Exercise: Since pictures do not belong in the copy, please repeat every record below exactly without them.

Excerpted data:
━━━
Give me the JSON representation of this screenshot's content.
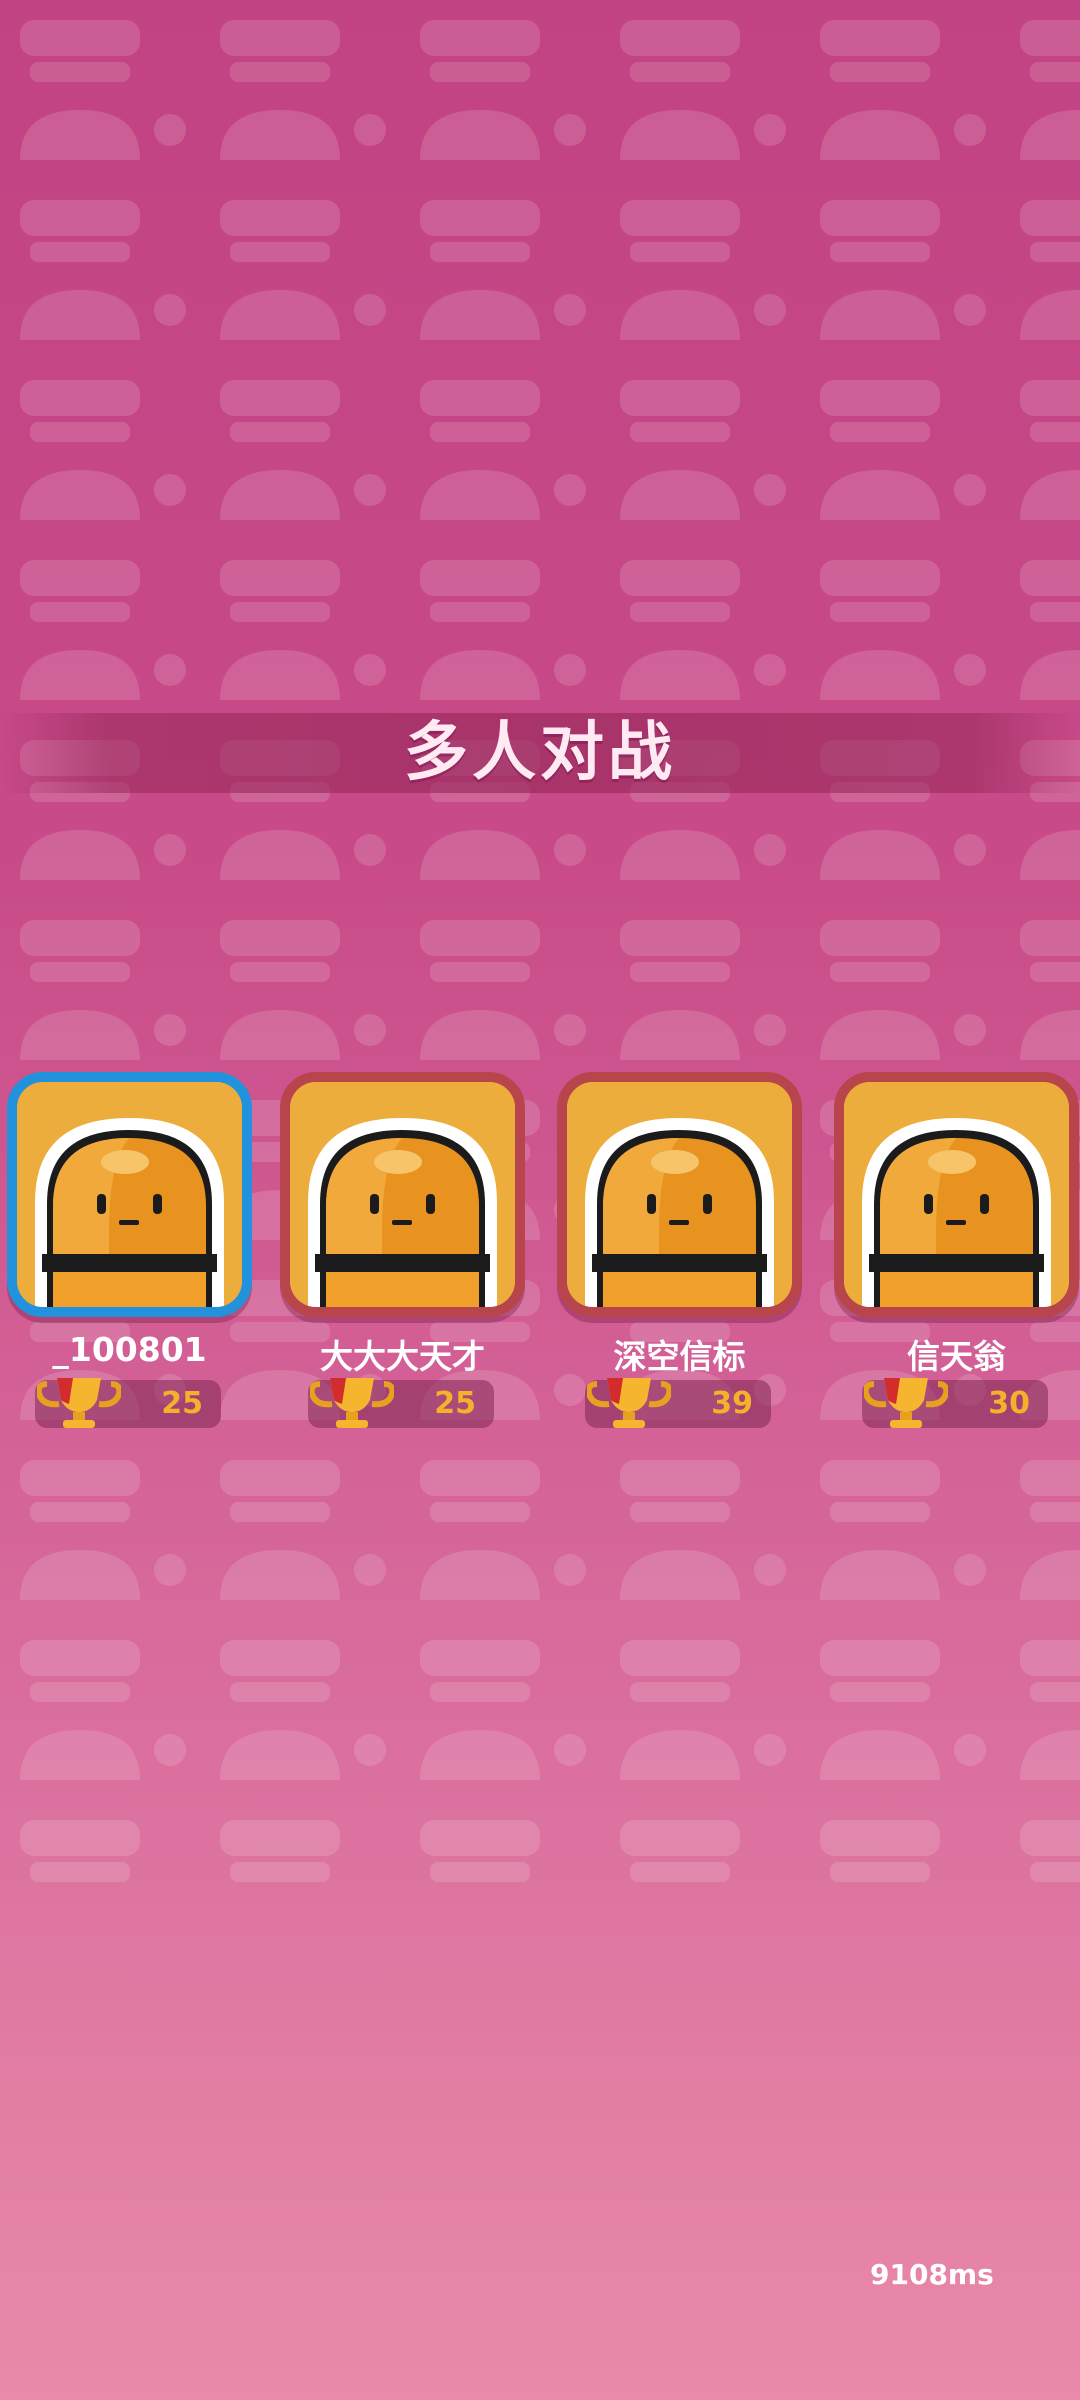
{
  "header": {
    "title": "多人对战"
  },
  "players": [
    {
      "name": "_100801",
      "trophies": "25",
      "is_self": true
    },
    {
      "name": "大大大天才",
      "trophies": "25",
      "is_self": false
    },
    {
      "name": "深空信标",
      "trophies": "39",
      "is_self": false
    },
    {
      "name": "信天翁",
      "trophies": "30",
      "is_self": false
    }
  ],
  "status": {
    "timer": "9108ms"
  },
  "colors": {
    "background_top": "#c24383",
    "background_bottom": "#e98aaa",
    "self_border": "#2292dc",
    "opponent_border": "#b8444c",
    "avatar_fill": "#ecad3c",
    "trophy_text": "#f6b02b"
  },
  "icons": {
    "avatar": "orange-blob-character-icon",
    "trophy": "trophy-icon"
  }
}
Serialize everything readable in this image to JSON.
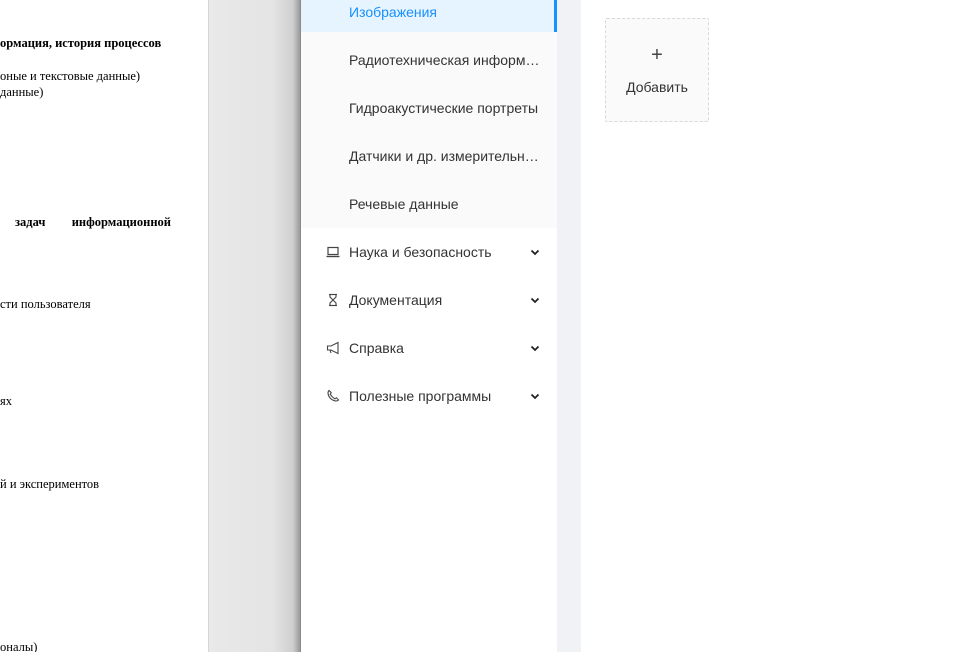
{
  "document": {
    "lines": [
      "ормация,  история  процессов",
      "оные и текстовые данные)",
      "данные)",
      [
        "задач",
        "информационной"
      ],
      "сти пользователя",
      "ях",
      "й и экспериментов",
      "оналы)"
    ]
  },
  "sidebar": {
    "submenu": [
      {
        "label": "Изображения",
        "active": true
      },
      {
        "label": "Радиотехническая информация"
      },
      {
        "label": "Гидроакустические портреты"
      },
      {
        "label": "Датчики и др. измерительные приборы"
      },
      {
        "label": "Речевые данные"
      }
    ],
    "items": [
      {
        "label": "Наука и безопасность",
        "icon": "laptop-icon"
      },
      {
        "label": "Документация",
        "icon": "hourglass-icon"
      },
      {
        "label": "Справка",
        "icon": "megaphone-icon"
      },
      {
        "label": "Полезные программы",
        "icon": "phone-icon"
      }
    ]
  },
  "main": {
    "add_card": {
      "plus": "+",
      "label": "Добавить"
    }
  },
  "colors": {
    "accent": "#1890ff",
    "active_bg": "#e6f4ff",
    "strip": "#f0f2f5",
    "text": "#333333"
  }
}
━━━
Answer box:
Give me the JSON representation of this screenshot's content.
{
  "header": {
    "title": "多人对战"
  },
  "players": [
    {
      "name": "_100801",
      "trophies": "25",
      "is_self": true
    },
    {
      "name": "大大大天才",
      "trophies": "25",
      "is_self": false
    },
    {
      "name": "深空信标",
      "trophies": "39",
      "is_self": false
    },
    {
      "name": "信天翁",
      "trophies": "30",
      "is_self": false
    }
  ],
  "status": {
    "timer": "9108ms"
  },
  "colors": {
    "background_top": "#c24383",
    "background_bottom": "#e98aaa",
    "self_border": "#2292dc",
    "opponent_border": "#b8444c",
    "avatar_fill": "#ecad3c",
    "trophy_text": "#f6b02b"
  },
  "icons": {
    "avatar": "orange-blob-character-icon",
    "trophy": "trophy-icon"
  }
}
Serialize everything readable in this image to JSON.
{
  "document": {
    "lines": [
      "ормация,  история  процессов",
      "оные и текстовые данные)",
      "данные)",
      [
        "задач",
        "информационной"
      ],
      "сти пользователя",
      "ях",
      "й и экспериментов",
      "оналы)"
    ]
  },
  "sidebar": {
    "submenu": [
      {
        "label": "Изображения",
        "active": true
      },
      {
        "label": "Радиотехническая информация"
      },
      {
        "label": "Гидроакустические портреты"
      },
      {
        "label": "Датчики и др. измерительные приборы"
      },
      {
        "label": "Речевые данные"
      }
    ],
    "items": [
      {
        "label": "Наука и безопасность",
        "icon": "laptop-icon"
      },
      {
        "label": "Документация",
        "icon": "hourglass-icon"
      },
      {
        "label": "Справка",
        "icon": "megaphone-icon"
      },
      {
        "label": "Полезные программы",
        "icon": "phone-icon"
      }
    ]
  },
  "main": {
    "add_card": {
      "plus": "+",
      "label": "Добавить"
    }
  },
  "colors": {
    "accent": "#1890ff",
    "active_bg": "#e6f4ff",
    "strip": "#f0f2f5",
    "text": "#333333"
  }
}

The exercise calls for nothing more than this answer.